For himself, Lee decided the season would rise or fall with this group of 13 varsity players. He was not going to add others from the junior varsity, even for the playoffs.
They were all in this together.
“This group went through so much, I didn’t want to change anything,” he said. “I told them, this season was about destiny.”
Maybe it wasn’t. ECR began the year 2-6, including a season-opening loss to Carson. And it would have been easy to understand if the season continued to spiral downward into scrums of “why us,” and “I don’t care anymore.” But then the Conquistadors won their next four matches. Their “Road Warriors” mantra became more than just talk. The team, egged on by the exuberant Lee, began to see what was possible.
It was West Valley League play, however, where the Conquistadors truly found their swag, starting with a 3-2 victory over perennial Division I contender (and four-time champion) Granada Hills. “That (win at their gym) was the first time in a long time,” Lee recalled. “It gave us confidence.”

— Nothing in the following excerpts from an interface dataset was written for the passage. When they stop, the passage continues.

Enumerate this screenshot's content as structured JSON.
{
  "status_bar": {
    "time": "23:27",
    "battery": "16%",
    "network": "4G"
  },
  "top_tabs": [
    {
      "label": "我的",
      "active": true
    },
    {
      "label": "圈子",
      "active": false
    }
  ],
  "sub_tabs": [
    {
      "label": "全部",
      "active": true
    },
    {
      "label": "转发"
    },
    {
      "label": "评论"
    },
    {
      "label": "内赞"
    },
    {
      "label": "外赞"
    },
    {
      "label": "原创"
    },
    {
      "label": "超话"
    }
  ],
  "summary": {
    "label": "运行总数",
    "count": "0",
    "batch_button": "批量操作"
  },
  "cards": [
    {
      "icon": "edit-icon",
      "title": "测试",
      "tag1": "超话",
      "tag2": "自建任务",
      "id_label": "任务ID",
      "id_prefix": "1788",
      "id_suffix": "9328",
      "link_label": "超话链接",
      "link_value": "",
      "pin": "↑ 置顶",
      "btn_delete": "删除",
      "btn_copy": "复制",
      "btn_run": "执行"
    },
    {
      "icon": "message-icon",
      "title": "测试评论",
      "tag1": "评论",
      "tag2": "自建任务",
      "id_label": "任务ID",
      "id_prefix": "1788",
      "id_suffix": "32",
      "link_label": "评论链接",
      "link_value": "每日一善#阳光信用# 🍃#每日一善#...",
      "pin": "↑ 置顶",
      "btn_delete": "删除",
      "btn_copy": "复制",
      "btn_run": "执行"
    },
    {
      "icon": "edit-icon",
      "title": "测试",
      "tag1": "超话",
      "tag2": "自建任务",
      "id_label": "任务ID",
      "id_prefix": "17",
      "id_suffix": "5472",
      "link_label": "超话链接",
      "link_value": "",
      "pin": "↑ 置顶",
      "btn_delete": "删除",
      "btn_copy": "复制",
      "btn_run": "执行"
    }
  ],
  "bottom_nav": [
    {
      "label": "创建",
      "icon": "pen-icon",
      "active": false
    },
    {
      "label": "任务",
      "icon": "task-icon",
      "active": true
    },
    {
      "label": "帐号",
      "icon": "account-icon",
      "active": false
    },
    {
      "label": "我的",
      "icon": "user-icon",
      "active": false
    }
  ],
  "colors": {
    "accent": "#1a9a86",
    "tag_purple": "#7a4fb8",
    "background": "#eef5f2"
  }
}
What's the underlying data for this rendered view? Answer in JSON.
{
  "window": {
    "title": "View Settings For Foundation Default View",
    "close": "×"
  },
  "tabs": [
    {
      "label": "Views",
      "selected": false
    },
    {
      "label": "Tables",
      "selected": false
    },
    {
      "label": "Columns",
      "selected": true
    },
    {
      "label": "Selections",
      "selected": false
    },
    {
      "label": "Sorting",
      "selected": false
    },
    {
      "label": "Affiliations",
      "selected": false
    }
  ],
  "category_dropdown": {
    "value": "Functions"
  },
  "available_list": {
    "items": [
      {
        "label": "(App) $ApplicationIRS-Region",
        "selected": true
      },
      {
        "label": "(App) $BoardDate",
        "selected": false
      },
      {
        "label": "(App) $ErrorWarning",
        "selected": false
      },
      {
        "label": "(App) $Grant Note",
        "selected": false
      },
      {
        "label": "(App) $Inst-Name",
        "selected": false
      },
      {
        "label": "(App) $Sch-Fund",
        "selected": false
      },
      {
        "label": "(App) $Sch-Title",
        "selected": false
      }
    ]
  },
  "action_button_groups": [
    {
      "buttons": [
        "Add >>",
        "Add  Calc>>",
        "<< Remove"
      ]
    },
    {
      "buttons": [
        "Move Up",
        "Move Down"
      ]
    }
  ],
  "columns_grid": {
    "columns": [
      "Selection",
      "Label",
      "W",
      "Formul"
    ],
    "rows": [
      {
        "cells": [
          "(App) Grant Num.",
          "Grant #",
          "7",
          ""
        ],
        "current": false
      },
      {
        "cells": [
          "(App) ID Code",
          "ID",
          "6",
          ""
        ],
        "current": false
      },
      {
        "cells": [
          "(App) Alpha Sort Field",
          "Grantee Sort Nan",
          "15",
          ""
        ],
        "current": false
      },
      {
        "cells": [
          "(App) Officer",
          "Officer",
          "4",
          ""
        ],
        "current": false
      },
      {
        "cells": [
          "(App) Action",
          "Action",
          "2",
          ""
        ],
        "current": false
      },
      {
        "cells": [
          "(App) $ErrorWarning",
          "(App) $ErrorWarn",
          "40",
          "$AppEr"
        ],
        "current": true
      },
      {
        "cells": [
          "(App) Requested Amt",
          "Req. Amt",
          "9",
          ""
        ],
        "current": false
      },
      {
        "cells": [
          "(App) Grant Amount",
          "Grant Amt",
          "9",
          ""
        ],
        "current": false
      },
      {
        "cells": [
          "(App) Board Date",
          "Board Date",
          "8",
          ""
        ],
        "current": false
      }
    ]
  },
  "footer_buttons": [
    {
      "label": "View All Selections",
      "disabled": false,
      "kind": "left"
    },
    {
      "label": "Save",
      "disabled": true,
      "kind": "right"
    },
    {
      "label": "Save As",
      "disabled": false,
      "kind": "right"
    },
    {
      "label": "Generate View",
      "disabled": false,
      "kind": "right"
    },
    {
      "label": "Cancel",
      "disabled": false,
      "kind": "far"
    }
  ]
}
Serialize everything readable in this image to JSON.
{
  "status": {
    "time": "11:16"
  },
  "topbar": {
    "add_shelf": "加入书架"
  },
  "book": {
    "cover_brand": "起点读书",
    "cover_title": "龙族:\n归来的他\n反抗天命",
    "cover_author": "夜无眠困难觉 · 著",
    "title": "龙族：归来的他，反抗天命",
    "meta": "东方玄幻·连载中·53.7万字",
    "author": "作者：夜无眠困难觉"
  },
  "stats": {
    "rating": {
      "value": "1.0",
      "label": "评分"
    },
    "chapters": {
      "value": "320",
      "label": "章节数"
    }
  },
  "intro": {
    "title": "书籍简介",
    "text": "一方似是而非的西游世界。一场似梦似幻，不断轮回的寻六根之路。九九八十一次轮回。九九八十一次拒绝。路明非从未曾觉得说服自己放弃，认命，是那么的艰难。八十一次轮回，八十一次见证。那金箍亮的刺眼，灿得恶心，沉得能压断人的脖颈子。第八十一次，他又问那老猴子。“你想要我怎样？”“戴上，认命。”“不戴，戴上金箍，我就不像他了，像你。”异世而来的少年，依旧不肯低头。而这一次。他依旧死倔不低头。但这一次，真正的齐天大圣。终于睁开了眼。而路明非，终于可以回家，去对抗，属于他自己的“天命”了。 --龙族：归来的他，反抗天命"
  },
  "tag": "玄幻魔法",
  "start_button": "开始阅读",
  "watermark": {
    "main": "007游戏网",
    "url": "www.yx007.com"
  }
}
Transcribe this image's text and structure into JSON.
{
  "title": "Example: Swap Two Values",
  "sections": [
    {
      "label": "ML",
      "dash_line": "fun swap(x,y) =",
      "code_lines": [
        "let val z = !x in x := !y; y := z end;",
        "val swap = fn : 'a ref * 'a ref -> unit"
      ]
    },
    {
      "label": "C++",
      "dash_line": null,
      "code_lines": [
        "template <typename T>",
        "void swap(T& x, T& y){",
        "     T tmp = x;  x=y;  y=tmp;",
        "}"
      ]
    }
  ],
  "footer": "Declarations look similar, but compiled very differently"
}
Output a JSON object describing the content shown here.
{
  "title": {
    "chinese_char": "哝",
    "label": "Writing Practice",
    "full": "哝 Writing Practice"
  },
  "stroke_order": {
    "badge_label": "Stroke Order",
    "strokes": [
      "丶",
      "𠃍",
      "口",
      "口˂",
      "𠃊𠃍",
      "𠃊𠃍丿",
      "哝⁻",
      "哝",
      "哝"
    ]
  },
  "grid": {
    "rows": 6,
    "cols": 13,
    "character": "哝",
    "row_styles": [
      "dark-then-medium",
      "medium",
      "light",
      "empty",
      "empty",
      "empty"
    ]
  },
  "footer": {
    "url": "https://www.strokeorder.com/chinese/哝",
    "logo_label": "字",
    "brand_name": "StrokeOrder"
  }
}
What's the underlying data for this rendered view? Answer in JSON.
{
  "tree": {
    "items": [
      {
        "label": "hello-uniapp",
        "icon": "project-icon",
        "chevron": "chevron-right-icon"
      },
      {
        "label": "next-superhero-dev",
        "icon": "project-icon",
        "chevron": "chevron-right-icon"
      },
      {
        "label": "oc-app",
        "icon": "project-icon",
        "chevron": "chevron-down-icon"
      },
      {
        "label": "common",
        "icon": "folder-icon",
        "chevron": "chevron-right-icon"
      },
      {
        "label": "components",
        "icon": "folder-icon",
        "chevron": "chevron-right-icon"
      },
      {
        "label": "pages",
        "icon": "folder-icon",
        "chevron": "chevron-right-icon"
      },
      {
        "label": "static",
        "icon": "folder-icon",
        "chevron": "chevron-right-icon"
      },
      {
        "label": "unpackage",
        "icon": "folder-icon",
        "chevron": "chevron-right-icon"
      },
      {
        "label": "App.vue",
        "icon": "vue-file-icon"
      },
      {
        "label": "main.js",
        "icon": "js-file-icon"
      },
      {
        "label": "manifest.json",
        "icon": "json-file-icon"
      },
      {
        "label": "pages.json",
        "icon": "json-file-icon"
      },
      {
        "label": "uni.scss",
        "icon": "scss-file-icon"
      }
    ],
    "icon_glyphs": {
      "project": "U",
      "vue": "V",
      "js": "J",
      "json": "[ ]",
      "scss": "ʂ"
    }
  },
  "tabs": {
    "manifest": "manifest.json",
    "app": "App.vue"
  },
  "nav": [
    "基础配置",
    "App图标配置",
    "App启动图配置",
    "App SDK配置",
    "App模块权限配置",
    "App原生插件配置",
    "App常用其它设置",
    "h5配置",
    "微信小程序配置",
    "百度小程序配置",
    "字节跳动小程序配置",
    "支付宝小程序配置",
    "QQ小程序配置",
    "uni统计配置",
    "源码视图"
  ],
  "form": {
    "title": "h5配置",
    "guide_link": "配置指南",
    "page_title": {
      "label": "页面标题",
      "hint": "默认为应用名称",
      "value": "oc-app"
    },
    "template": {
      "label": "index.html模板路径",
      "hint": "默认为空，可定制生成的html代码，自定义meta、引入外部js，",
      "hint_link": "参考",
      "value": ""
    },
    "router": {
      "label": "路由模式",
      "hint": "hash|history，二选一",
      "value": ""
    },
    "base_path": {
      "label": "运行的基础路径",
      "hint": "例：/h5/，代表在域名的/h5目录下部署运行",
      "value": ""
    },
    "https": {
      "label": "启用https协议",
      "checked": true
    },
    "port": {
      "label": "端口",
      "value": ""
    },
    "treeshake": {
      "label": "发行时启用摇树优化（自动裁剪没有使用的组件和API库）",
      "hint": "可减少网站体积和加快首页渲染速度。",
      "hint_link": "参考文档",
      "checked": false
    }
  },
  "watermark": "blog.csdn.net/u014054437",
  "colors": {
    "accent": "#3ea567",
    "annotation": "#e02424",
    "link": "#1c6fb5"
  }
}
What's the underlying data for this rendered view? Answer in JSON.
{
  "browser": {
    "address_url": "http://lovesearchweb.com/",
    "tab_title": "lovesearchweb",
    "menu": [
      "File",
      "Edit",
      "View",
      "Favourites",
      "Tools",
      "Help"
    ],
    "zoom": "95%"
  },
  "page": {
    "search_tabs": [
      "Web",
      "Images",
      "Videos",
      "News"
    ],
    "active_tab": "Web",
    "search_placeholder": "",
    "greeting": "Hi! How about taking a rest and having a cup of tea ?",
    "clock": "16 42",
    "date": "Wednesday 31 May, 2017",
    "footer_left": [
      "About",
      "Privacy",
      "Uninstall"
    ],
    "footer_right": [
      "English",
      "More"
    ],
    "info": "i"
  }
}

El Camino Real went undefeated in the West Valley and got the No.2 seed. The playoff road did get rocky in the semifinal, when ECR faced defending champion Palisades of Pacific. But surviving that match, 3-2, was like clearing a final hurdle
On Saturday, there was nothing Carson (24-13) could do to keep El Camino Real from the “destiny” that Lee had forseen. Senior outside hitter Trinity Goodman and sophomore middle blocker Lauryn Anderson dominated the Colts at the net, with 14 and 11 kills respectively. Setter Isabella Barbera, a senior, chipped in with three service aces. And Carson didn’t help itself by being cited three times for pre-service alignment violations.
More telling, whenever ECR went on any kind of run to establish a lead of six points or more, Carson could never catch up.
It was fitting that Johnson scored the match point for El Camino Real with, what else, a kill shot. It was certainly a senior moment.
“It feels amazing,” Johnson said, after the team received the City trophy. “We’ve worked so hard the last four years. Honestly, even though they’ve talked about it, I never thought we’d get here.”
Johnson also loved the way they played the title match. “I feel like it’s the first time our team played 100 percent the entire match, and we pushed through.”
Barbera couldn’t stop grinning, and hugging teammates and family.
“It’s just so great,” she said. “It’s my senior year and we didn’t even have a gym. Everything led up to this. It shows how hard we fought and how hard we wanted it.”
She was asked to put the experience of the season in perspective.
“I think this whole season we learned to fight, and we learned to fight on the road. We are used to different environments, and this was a completely different environment for us. But we took over, we took control.”
As for Lee he looked like a man after 10 cups of coffee, jumping around with the championship plaque, talking at hyper speed and bouncing from interview to interview. He also made it a point to hug each player and thank them.
“This is the best group I’ve ever coached. I’ve been doing this 10 years. This is by far the best group I’ve ever coached,” Lee said.
“If you understood the four years of volleyball they’ve had to go through, as seniors to get to this point it’s just an incredible story. I told them this season was their destiny, that they were destined to win this year. I’m glad that destiny was fulfilled.”